Boston Globe, May 31, 2009
“I’ve always had a double identity,” says Edward Mokolo, who raps, sings, and produces under the name Kaysha.
And that’s a simple way to put it. Congolese by birth, French by education, American by affinity, Caribbean by adoption, Pan-African by choice, the 35-year-old Kaysha is a walking pop hybrid who draws on all these sources to produce a smooth, club-oriented blend.
A fixture on the French- and Portuguese-speaking circuits behind crossover hits that draw on zouk, soukouss, coupe-decale, house, and kuduro, Kaysha is also a producer and label head. He produces dance music under alter ego “Mr. Shada,” and his Paris-based label, Sushiraw, is home to a half-dozen artists of various African backgrounds.
But in the United States Kaysha is barely known beyond the African immigrant and international-student scene. That’s likely to be the core demographic when he visits 33 Lounge’s Creole Fusion party tonight.
Yet for a time, all Kaysha ever wanted was to make American music. That was in his teenage years, when hip-hop was in full bloom and Kaysha, exposed to the likes of Public Enemy or Naughty by Nature on French music-video channel M6, fancied himself a rapper in that vein.
He taught himself to rap in English, and hung around Paris hip-hop clubs, making beats for rising local MCs. Having left Congo at age 7, he didn’t imagine that he’d some day make “African” music.
“I didn’t recognize myself as an African,” Kaysha says on the phone from a tour stop in Dallas. “I was just this guy living in France wondering why I wasn’t born in America.”
In 1996, he spent a few months in New York for a taste of the dream. But the ball was already rolling in a different direction. Just before flying off, he’d recorded some rap segments for songs by a French Caribbean zouk star, Jean-Michel Rotin. When Kaysha got back to France, he learned the songs were a hit.
“I had no connection at all with zouk,” he says. Outside hip-hop, his early interests were in electronica, like the ’70s soundscapes of Jean-Michel Jarre. But Rotin invited Kaysha on tour, first across France, and then to zouk’s home, the French Antilles.
Soon enough, Kaysha, who admits to being a musical sponge, became a zouk connoisseur. A radio executive in French Guyana took him under his wing, and he spent a year in Cayenne raising his game. By the end, he was producing tracks for the zouk star Tanya St.-Val.
Still, his plan was to get back to hip-hop. But one of his Cayenne recordings, “Bounce Baby” caught fire first. On it, he rapped to a sample from Kassav, the iconic band that virtually invented zouk. The audience response caught him by surprise.

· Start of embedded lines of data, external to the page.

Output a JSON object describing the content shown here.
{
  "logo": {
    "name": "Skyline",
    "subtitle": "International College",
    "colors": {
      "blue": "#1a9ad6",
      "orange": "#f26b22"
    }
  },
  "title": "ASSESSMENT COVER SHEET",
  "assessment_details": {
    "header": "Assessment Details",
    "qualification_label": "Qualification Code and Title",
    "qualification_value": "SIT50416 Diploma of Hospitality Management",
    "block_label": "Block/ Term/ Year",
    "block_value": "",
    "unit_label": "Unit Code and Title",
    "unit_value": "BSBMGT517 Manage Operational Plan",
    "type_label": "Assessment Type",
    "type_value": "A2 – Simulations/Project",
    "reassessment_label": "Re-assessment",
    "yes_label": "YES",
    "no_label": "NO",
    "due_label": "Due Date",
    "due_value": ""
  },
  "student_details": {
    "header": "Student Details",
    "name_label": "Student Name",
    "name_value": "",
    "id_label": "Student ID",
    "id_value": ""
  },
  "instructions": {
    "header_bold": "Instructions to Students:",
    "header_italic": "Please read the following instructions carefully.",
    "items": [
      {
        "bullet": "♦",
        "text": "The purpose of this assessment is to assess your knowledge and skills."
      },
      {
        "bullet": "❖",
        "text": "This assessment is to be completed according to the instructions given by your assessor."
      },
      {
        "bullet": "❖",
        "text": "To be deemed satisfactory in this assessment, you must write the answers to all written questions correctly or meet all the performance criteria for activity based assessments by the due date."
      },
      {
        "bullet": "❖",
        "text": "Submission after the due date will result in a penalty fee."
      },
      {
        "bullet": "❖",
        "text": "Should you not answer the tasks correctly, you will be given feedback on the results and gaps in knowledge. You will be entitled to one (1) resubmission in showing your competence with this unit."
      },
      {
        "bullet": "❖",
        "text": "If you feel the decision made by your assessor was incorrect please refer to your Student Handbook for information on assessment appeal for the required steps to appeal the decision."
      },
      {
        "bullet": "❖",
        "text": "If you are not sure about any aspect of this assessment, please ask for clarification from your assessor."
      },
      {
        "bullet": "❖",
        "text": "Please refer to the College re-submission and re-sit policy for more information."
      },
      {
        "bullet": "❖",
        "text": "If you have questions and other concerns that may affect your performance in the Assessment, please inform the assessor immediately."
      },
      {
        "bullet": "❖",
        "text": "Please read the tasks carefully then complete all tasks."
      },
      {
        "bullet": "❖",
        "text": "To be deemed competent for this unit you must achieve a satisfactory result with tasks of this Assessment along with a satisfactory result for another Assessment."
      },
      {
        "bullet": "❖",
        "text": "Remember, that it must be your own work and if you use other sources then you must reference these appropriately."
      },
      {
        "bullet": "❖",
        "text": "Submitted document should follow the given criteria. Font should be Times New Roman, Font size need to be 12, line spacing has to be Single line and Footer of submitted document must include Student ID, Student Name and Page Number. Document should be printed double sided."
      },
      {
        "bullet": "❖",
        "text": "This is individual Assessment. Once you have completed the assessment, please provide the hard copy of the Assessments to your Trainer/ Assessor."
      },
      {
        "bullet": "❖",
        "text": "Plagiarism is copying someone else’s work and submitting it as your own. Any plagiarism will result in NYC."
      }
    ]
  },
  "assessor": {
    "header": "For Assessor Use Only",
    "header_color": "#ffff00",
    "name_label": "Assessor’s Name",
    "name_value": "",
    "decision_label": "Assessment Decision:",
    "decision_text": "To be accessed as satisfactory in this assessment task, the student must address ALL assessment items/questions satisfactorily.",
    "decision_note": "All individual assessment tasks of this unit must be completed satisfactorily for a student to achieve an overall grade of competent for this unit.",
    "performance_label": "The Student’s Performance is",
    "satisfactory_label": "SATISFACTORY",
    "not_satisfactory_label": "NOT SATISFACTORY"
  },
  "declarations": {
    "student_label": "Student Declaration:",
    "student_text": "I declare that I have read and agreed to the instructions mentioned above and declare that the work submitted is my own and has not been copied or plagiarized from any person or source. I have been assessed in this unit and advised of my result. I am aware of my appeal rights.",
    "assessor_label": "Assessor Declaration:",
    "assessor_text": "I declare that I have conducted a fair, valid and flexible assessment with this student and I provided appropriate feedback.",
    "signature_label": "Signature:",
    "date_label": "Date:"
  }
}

“Girls were collapsing in front of me,” he says. He knew this was a good sign: “A friend told me, `You’ve found your own genre. Stick to it.’ It was the side project but it became the main project.”
Since then, Kaysha has churned out seven albums, including this year’s “Forever Young.” His biggest hit is “On dit quoi,” a 2003 anthem with Congolese and Ivorian rhythms, French and English rapping, and a catchy hook in Ivory Coast slang.
Any Kaysha project comes with a certain smooth aesthetic, complete with slick videos that show scenes from the high life. This, combined with his entrepreneurial streak, echoes certain American rap moguls – not by coincidence.
“I used to read all these articles about how Jay-Z and P Diddy were doing their business,” he says. “I wanted to do the same thing, but in France and around the world.”
For now, Kaysha is operating on a smaller scale. But there’s no doubt that his music captures the soundtrack of today’s polyglot, globalized, tech-savvy African youth culture. (Kaysha himself is an avid Twitter user and sells his music online.)
Now he’s just looking for a way into the broader American market. “In France I’m starting to do shows at places where there isn’t a single black person,” he says. “That just says that you’re becoming mainstream. What I’d like to do here is the same thing.”